## DIRECTIONS
The pictures must be left out, while the rest of the data is copied exactly.

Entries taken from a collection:

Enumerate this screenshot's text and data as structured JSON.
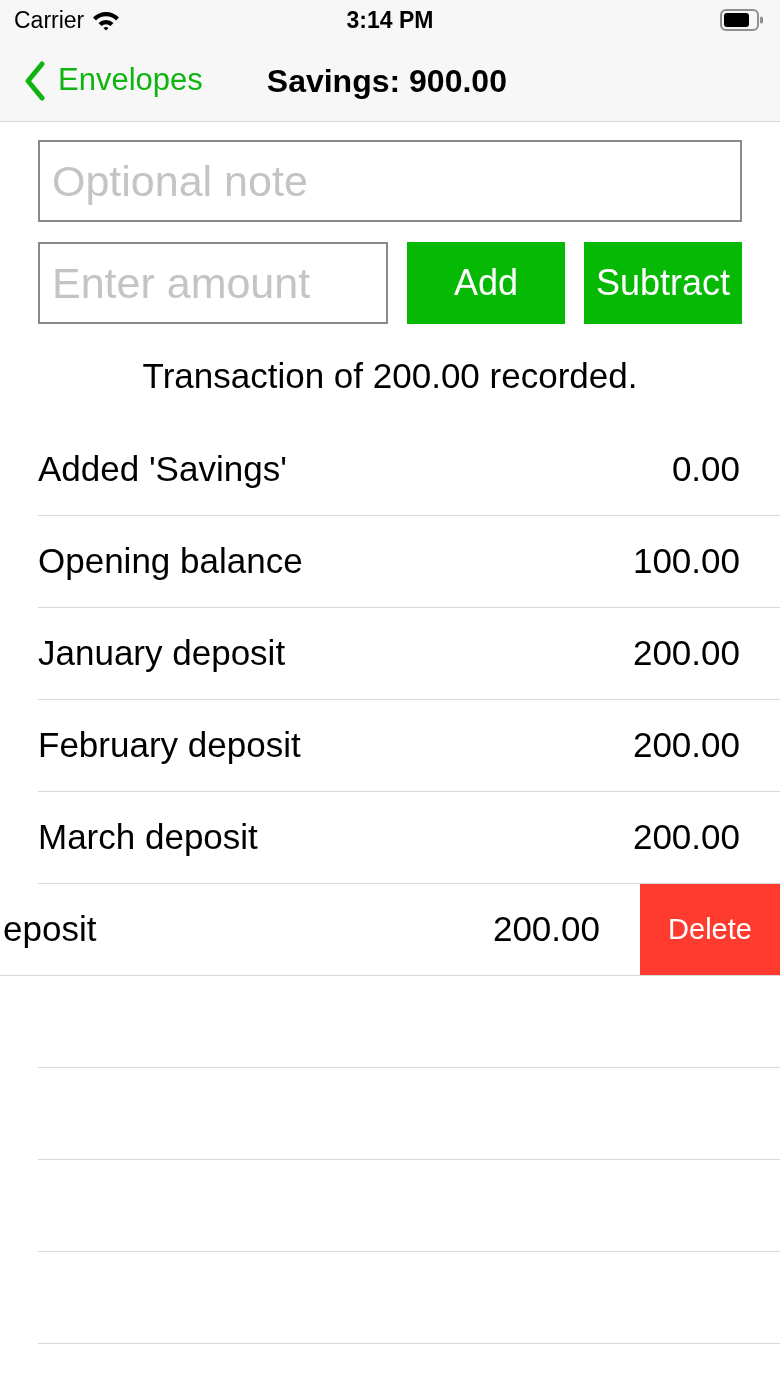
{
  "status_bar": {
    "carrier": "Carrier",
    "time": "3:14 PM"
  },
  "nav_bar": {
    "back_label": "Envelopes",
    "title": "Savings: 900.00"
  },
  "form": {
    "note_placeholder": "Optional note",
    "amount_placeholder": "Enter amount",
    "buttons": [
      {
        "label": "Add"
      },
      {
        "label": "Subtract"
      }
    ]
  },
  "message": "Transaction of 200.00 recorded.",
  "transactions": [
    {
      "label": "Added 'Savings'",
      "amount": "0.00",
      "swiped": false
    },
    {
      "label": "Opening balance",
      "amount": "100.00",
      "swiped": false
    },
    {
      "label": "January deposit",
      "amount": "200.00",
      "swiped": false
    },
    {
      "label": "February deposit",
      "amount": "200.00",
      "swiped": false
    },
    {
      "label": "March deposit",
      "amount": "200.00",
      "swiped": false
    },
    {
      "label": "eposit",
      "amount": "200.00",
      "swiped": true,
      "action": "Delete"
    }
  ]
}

## RESPONSE
Enumerate this screenshot's text and data as structured JSON.
{
  "status_bar": {
    "carrier": "Carrier",
    "time": "3:14 PM"
  },
  "nav_bar": {
    "back_label": "Envelopes",
    "title": "Savings: 900.00"
  },
  "form": {
    "note_placeholder": "Optional note",
    "amount_placeholder": "Enter amount",
    "buttons": [
      {
        "label": "Add"
      },
      {
        "label": "Subtract"
      }
    ]
  },
  "message": "Transaction of 200.00 recorded.",
  "transactions": [
    {
      "label": "Added 'Savings'",
      "amount": "0.00",
      "swiped": false
    },
    {
      "label": "Opening balance",
      "amount": "100.00",
      "swiped": false
    },
    {
      "label": "January deposit",
      "amount": "200.00",
      "swiped": false
    },
    {
      "label": "February deposit",
      "amount": "200.00",
      "swiped": false
    },
    {
      "label": "March deposit",
      "amount": "200.00",
      "swiped": false
    },
    {
      "label": "eposit",
      "amount": "200.00",
      "swiped": true,
      "action": "Delete"
    }
  ]
}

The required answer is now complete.